I'm a lazy time-crunched cook, but I don't like those mashers you buy in the store, and I can't do instant. How will my own taste after they are frozen. I remember tv dinner frozen mashers tasting grainy, but ...that was a long time ago.
The traditional way to make creamy mashed potatoes is to add loads of butter and cream. But that can hide the flavor of the potatoes, so in this episode of MDRN KTCHN, host Scott Heimendinger explains how a common ingredient called diastatic malt powder can be used to make incredibly smooth and creamy mashed potatoes on the molecular level. You can check out the full recipe here, and buy diastatic malt powder here. Want to learn more? Come back every Sunday for a new episode of MDRN KTCHN, and check out Modernist Cuisine's new cookbook, Modernist Cuisine at Home!
How to Make Mashed Potatoes with Margo True
Sunset magazine food editor Margo True has learned the rights and wrongs of mashed potatoes from a reliable source—her mother. Here, she demonstrates the wrong way (undercooking waxy potatoes, skimping on the cream, or, horror of all horrors, employing a food processor to mash) and the right way (using russet or Yukon Gold potatoes, cooking them as long as possible, drying them over heat before adding lots of cream, and topping with herbs). This approach elevates mashed potatoes to their rightful status as much more than a side dish. (Click here for Margo's mashed potatoes recipe.)

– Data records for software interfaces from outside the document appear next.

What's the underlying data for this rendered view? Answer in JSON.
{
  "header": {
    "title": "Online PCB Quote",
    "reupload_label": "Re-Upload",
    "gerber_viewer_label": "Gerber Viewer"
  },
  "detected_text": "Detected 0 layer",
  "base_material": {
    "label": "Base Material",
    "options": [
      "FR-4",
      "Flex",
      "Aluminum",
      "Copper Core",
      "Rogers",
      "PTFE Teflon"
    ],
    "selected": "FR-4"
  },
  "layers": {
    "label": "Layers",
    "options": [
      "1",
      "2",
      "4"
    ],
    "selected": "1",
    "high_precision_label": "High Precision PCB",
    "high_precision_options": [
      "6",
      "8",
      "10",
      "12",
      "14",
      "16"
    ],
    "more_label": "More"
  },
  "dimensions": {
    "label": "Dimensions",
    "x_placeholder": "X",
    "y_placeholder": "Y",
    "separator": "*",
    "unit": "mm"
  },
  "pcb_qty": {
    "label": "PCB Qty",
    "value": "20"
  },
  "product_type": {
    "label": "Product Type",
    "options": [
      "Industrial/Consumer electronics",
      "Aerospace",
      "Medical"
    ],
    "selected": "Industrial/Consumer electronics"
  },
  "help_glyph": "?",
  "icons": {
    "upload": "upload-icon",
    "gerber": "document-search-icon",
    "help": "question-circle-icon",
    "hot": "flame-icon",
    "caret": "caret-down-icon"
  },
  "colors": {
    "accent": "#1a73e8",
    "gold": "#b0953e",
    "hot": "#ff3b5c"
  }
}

What happens when chefs read the bad reviews written about them from around the web and beyond? We turned on the camera to find out.

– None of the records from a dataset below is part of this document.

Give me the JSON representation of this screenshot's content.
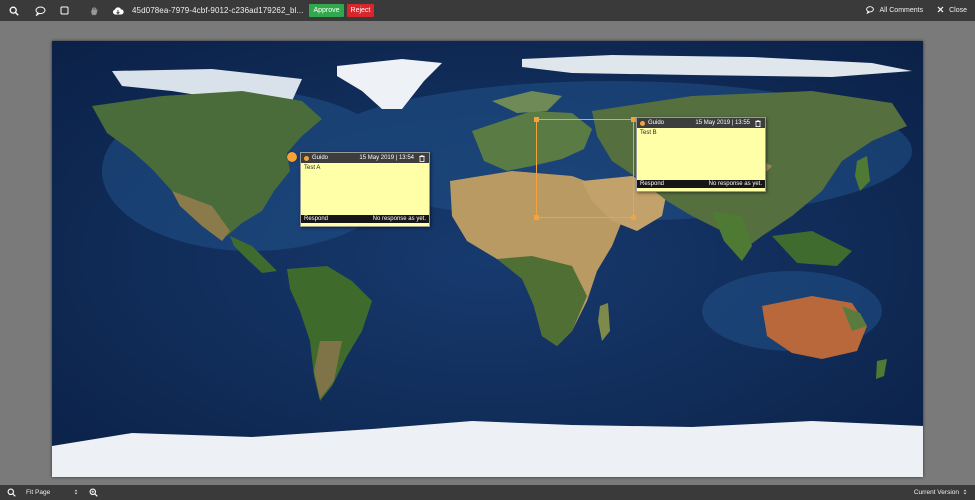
{
  "toolbar": {
    "filename": "45d078ea-7979-4cbf-9012-c236ad179262_bl...",
    "approve_label": "Approve",
    "reject_label": "Reject",
    "all_comments_label": "All Comments",
    "close_label": "Close",
    "icons": [
      "search-icon",
      "comment-icon",
      "rectangle-icon",
      "hand-icon",
      "cloud-download-icon",
      "comments-icon",
      "close-icon"
    ]
  },
  "bottombar": {
    "zoom_value": "Fit Page",
    "version_value": "Current Version",
    "icons": [
      "zoom-out-icon",
      "zoom-in-icon"
    ]
  },
  "comments": [
    {
      "author": "Guido",
      "date": "15 May 2019 | 13:54",
      "text": "Test A",
      "respond_label": "Respond",
      "status": "No response as yet."
    },
    {
      "author": "Guido",
      "date": "15 May 2019 | 13:55",
      "text": "Test B",
      "respond_label": "Respond",
      "status": "No response as yet."
    }
  ],
  "colors": {
    "approve": "#31a84b",
    "reject": "#d7262c",
    "annotation": "#f5a23a",
    "note_background": "#ffffa8",
    "toolbar": "#3a3a3a"
  }
}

This episode: Chef Kim Alter--now of Plum, formerly of Haven, in Oakland, California--stands up for how much food actually costs, yo.